- What you should do -
Leaving the images behind, copy every line of the records exactly.

Data about app and page elements
▬▬▬▬▬▬
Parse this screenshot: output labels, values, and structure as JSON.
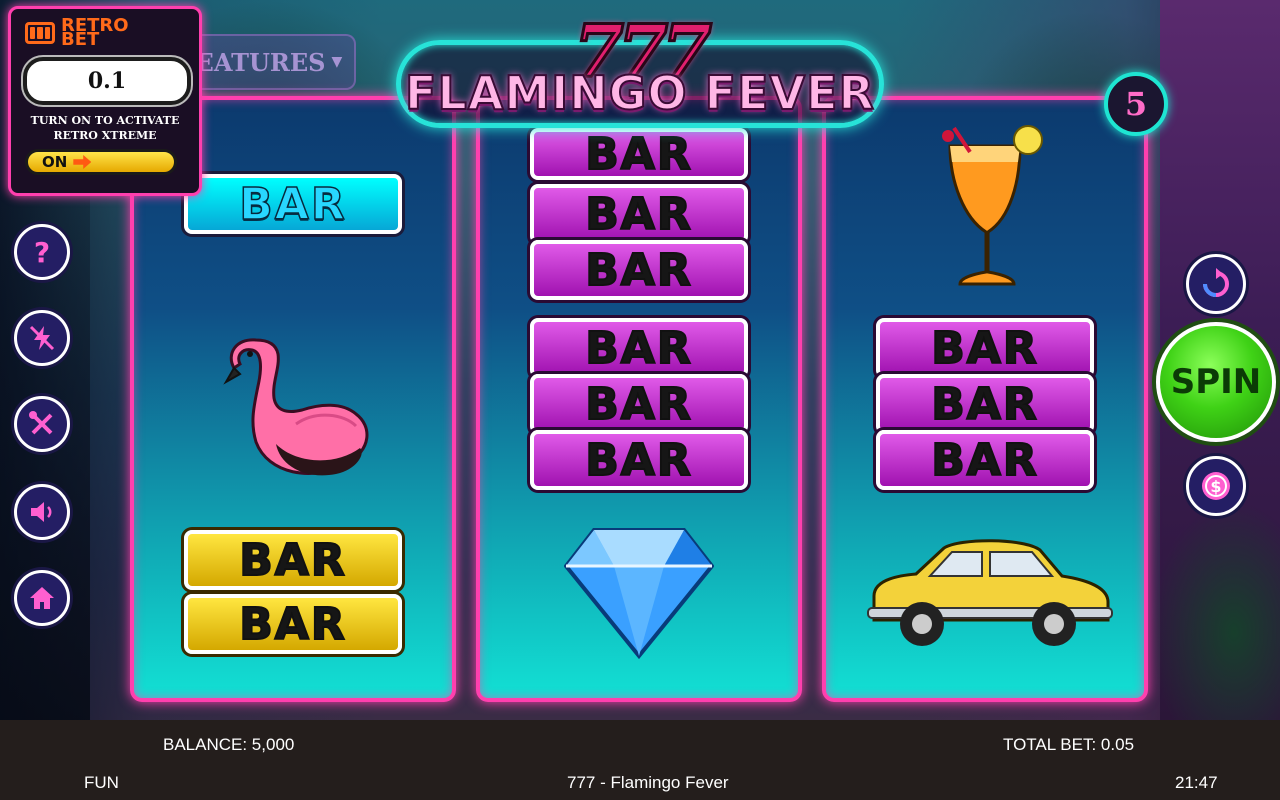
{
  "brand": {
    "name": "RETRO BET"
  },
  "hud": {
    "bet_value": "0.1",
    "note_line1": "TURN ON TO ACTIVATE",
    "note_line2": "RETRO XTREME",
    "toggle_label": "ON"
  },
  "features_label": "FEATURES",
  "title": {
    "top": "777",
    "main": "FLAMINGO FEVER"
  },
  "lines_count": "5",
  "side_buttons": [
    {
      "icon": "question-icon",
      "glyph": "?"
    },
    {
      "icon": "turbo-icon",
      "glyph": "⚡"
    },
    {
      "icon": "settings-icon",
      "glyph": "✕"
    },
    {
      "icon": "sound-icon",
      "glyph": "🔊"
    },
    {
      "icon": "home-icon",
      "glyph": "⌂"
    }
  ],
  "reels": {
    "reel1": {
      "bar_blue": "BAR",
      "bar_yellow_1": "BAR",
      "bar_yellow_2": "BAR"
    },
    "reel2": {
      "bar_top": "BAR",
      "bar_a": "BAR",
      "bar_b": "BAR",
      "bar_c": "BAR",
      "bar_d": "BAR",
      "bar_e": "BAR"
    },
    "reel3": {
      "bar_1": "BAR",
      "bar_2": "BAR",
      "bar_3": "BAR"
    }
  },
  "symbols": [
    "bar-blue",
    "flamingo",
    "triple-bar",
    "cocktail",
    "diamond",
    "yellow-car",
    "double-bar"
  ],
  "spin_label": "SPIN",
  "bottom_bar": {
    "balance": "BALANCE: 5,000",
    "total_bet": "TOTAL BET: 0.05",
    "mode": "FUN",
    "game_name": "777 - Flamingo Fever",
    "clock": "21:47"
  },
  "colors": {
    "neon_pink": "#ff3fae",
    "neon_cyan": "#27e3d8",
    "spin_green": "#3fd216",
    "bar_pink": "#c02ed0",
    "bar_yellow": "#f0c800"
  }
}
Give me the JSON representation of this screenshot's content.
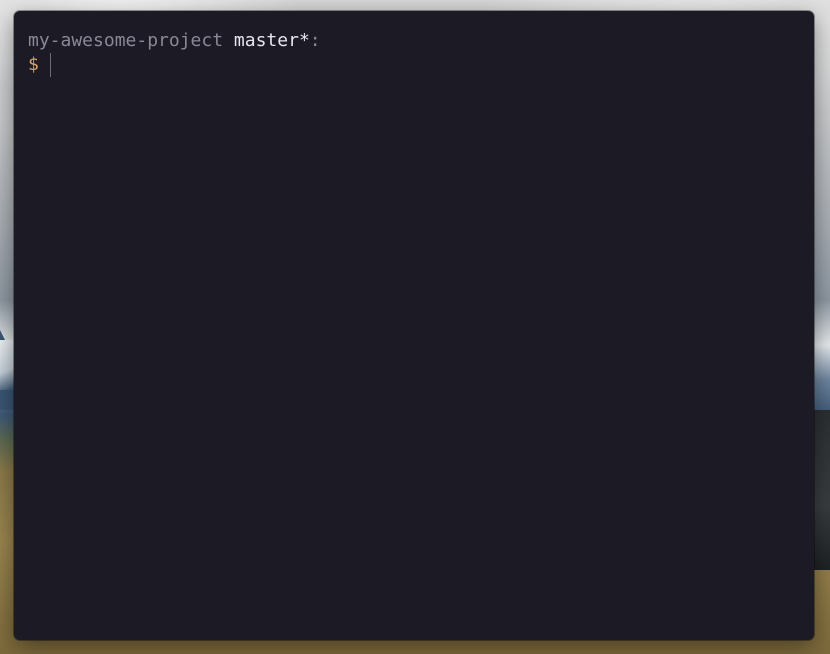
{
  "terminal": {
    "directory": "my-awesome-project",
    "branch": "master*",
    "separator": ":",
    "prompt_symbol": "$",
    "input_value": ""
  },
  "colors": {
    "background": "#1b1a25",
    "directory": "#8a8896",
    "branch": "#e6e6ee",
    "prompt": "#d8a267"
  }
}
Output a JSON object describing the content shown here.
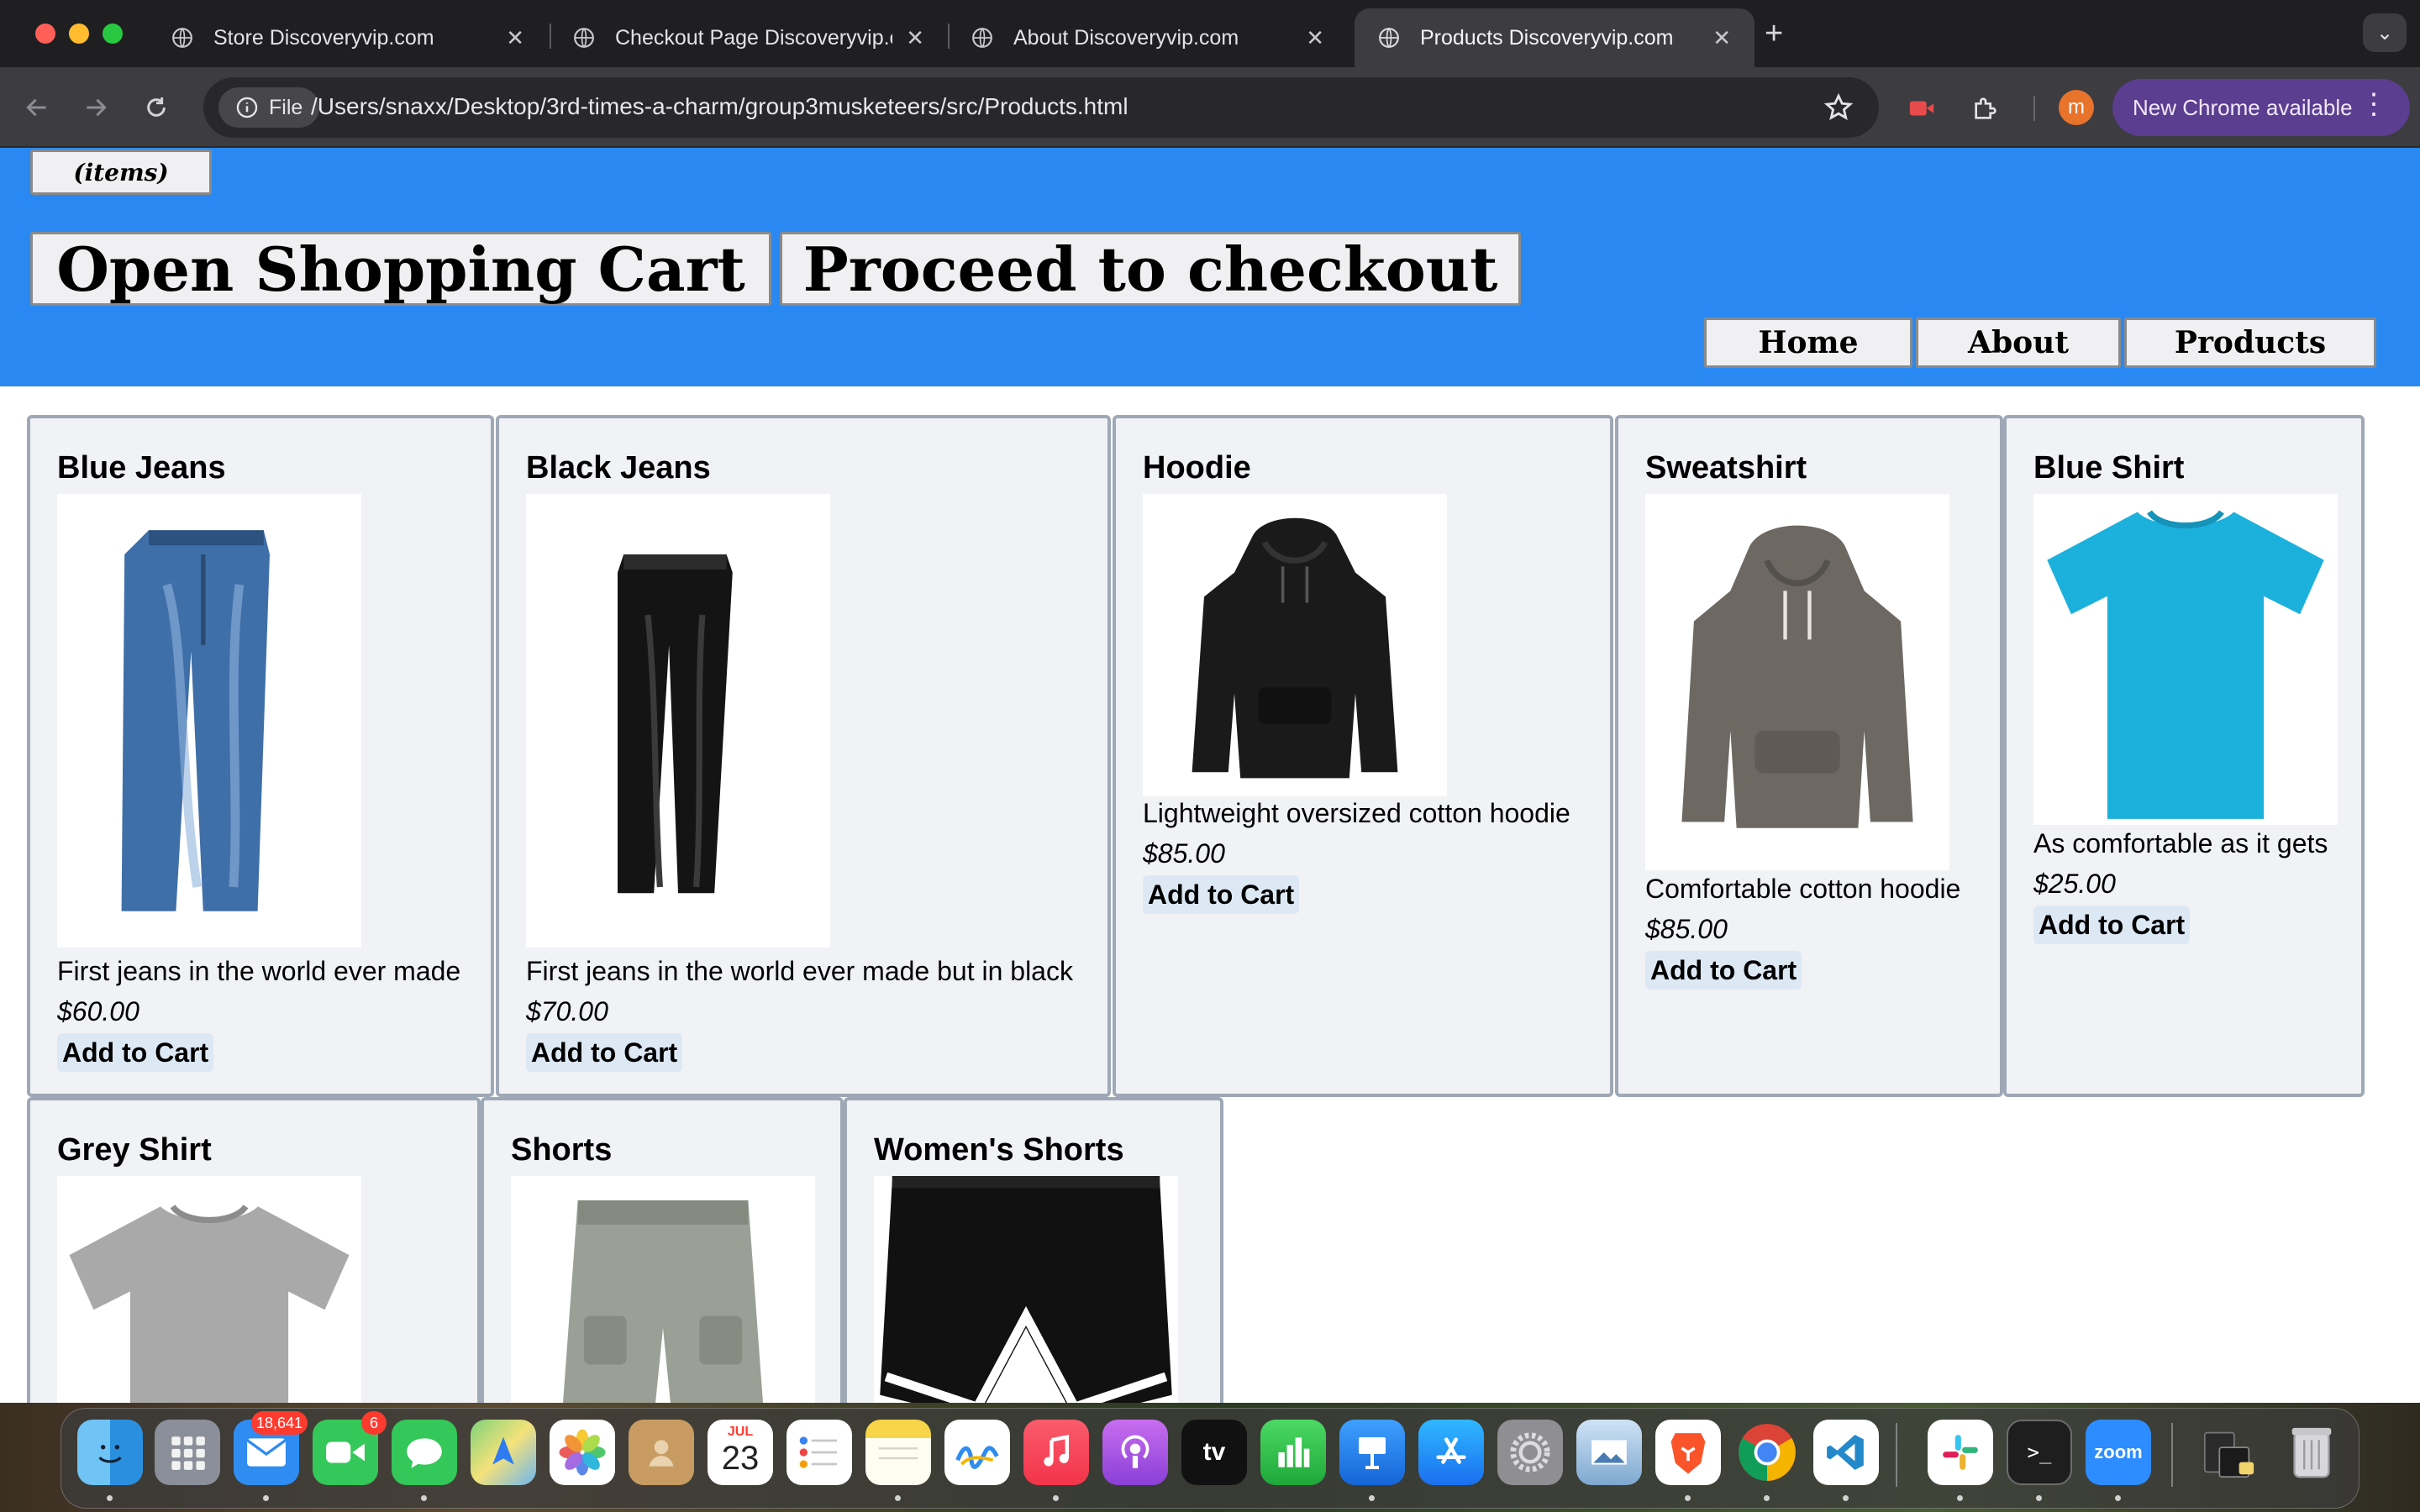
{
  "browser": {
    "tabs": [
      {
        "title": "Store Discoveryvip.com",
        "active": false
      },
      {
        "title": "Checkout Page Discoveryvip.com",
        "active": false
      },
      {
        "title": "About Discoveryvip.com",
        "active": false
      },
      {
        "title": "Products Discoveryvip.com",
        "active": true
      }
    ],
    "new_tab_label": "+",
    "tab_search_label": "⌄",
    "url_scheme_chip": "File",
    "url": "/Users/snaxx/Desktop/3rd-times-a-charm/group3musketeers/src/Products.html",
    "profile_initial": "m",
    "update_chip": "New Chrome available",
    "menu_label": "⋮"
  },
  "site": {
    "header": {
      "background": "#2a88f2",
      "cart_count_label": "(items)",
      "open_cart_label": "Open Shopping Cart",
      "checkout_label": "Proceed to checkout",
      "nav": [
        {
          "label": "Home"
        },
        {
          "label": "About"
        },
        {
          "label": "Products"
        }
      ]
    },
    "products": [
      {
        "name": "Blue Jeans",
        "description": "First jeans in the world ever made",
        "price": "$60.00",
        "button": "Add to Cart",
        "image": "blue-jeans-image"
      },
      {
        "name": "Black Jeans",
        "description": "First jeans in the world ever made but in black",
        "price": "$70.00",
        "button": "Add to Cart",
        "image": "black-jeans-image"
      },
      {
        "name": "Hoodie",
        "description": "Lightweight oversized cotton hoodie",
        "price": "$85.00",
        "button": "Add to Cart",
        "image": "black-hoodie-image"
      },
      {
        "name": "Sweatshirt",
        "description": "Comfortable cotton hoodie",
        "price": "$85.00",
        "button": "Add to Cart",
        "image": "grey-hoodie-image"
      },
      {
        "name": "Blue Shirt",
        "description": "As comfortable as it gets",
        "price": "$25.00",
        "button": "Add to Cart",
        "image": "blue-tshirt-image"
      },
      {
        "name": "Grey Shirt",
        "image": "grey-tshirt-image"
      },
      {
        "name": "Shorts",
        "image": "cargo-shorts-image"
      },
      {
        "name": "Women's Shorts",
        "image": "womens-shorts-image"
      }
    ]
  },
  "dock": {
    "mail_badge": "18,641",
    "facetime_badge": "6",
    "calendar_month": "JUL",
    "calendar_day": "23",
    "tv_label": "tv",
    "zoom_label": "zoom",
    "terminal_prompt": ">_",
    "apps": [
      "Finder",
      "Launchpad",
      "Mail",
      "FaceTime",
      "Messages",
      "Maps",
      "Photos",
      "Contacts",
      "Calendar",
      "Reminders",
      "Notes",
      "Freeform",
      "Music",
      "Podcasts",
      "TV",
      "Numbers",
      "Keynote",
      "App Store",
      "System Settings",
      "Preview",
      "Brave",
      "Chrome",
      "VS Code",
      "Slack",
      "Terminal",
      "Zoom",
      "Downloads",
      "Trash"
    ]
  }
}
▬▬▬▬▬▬
- Solution for this exercise -
Parse this screenshot: output labels, values, and structure as JSON.
{
  "brand": {
    "name": "RETRO BET"
  },
  "hud": {
    "bet_value": "0.1",
    "note_line1": "TURN ON TO ACTIVATE",
    "note_line2": "RETRO XTREME",
    "toggle_label": "ON"
  },
  "features_label": "FEATURES",
  "title": {
    "top": "777",
    "main": "FLAMINGO FEVER"
  },
  "lines_count": "5",
  "side_buttons": [
    {
      "icon": "question-icon",
      "glyph": "?"
    },
    {
      "icon": "turbo-icon",
      "glyph": "⚡"
    },
    {
      "icon": "settings-icon",
      "glyph": "✕"
    },
    {
      "icon": "sound-icon",
      "glyph": "🔊"
    },
    {
      "icon": "home-icon",
      "glyph": "⌂"
    }
  ],
  "reels": {
    "reel1": {
      "bar_blue": "BAR",
      "bar_yellow_1": "BAR",
      "bar_yellow_2": "BAR"
    },
    "reel2": {
      "bar_top": "BAR",
      "bar_a": "BAR",
      "bar_b": "BAR",
      "bar_c": "BAR",
      "bar_d": "BAR",
      "bar_e": "BAR"
    },
    "reel3": {
      "bar_1": "BAR",
      "bar_2": "BAR",
      "bar_3": "BAR"
    }
  },
  "symbols": [
    "bar-blue",
    "flamingo",
    "triple-bar",
    "cocktail",
    "diamond",
    "yellow-car",
    "double-bar"
  ],
  "spin_label": "SPIN",
  "bottom_bar": {
    "balance": "BALANCE: 5,000",
    "total_bet": "TOTAL BET: 0.05",
    "mode": "FUN",
    "game_name": "777 - Flamingo Fever",
    "clock": "21:47"
  },
  "colors": {
    "neon_pink": "#ff3fae",
    "neon_cyan": "#27e3d8",
    "spin_green": "#3fd216",
    "bar_pink": "#c02ed0",
    "bar_yellow": "#f0c800"
  }
}
Give me the JSON representation of this screenshot's content.
{
  "terminal": {
    "directory": "my-awesome-project",
    "branch": "master*",
    "separator": ":",
    "prompt_symbol": "$",
    "input_value": ""
  },
  "colors": {
    "background": "#1b1a25",
    "directory": "#8a8896",
    "branch": "#e6e6ee",
    "prompt": "#d8a267"
  }
}
Output a JSON object describing the content shown here.
{
  "browser": {
    "tabs": [
      {
        "title": "Store Discoveryvip.com",
        "active": false
      },
      {
        "title": "Checkout Page Discoveryvip.com",
        "active": false
      },
      {
        "title": "About Discoveryvip.com",
        "active": false
      },
      {
        "title": "Products Discoveryvip.com",
        "active": true
      }
    ],
    "new_tab_label": "+",
    "tab_search_label": "⌄",
    "url_scheme_chip": "File",
    "url": "/Users/snaxx/Desktop/3rd-times-a-charm/group3musketeers/src/Products.html",
    "profile_initial": "m",
    "update_chip": "New Chrome available",
    "menu_label": "⋮"
  },
  "site": {
    "header": {
      "background": "#2a88f2",
      "cart_count_label": "(items)",
      "open_cart_label": "Open Shopping Cart",
      "checkout_label": "Proceed to checkout",
      "nav": [
        {
          "label": "Home"
        },
        {
          "label": "About"
        },
        {
          "label": "Products"
        }
      ]
    },
    "products": [
      {
        "name": "Blue Jeans",
        "description": "First jeans in the world ever made",
        "price": "$60.00",
        "button": "Add to Cart",
        "image": "blue-jeans-image"
      },
      {
        "name": "Black Jeans",
        "description": "First jeans in the world ever made but in black",
        "price": "$70.00",
        "button": "Add to Cart",
        "image": "black-jeans-image"
      },
      {
        "name": "Hoodie",
        "description": "Lightweight oversized cotton hoodie",
        "price": "$85.00",
        "button": "Add to Cart",
        "image": "black-hoodie-image"
      },
      {
        "name": "Sweatshirt",
        "description": "Comfortable cotton hoodie",
        "price": "$85.00",
        "button": "Add to Cart",
        "image": "grey-hoodie-image"
      },
      {
        "name": "Blue Shirt",
        "description": "As comfortable as it gets",
        "price": "$25.00",
        "button": "Add to Cart",
        "image": "blue-tshirt-image"
      },
      {
        "name": "Grey Shirt",
        "image": "grey-tshirt-image"
      },
      {
        "name": "Shorts",
        "image": "cargo-shorts-image"
      },
      {
        "name": "Women's Shorts",
        "image": "womens-shorts-image"
      }
    ]
  },
  "dock": {
    "mail_badge": "18,641",
    "facetime_badge": "6",
    "calendar_month": "JUL",
    "calendar_day": "23",
    "tv_label": "tv",
    "zoom_label": "zoom",
    "terminal_prompt": ">_",
    "apps": [
      "Finder",
      "Launchpad",
      "Mail",
      "FaceTime",
      "Messages",
      "Maps",
      "Photos",
      "Contacts",
      "Calendar",
      "Reminders",
      "Notes",
      "Freeform",
      "Music",
      "Podcasts",
      "TV",
      "Numbers",
      "Keynote",
      "App Store",
      "System Settings",
      "Preview",
      "Brave",
      "Chrome",
      "VS Code",
      "Slack",
      "Terminal",
      "Zoom",
      "Downloads",
      "Trash"
    ]
  }
}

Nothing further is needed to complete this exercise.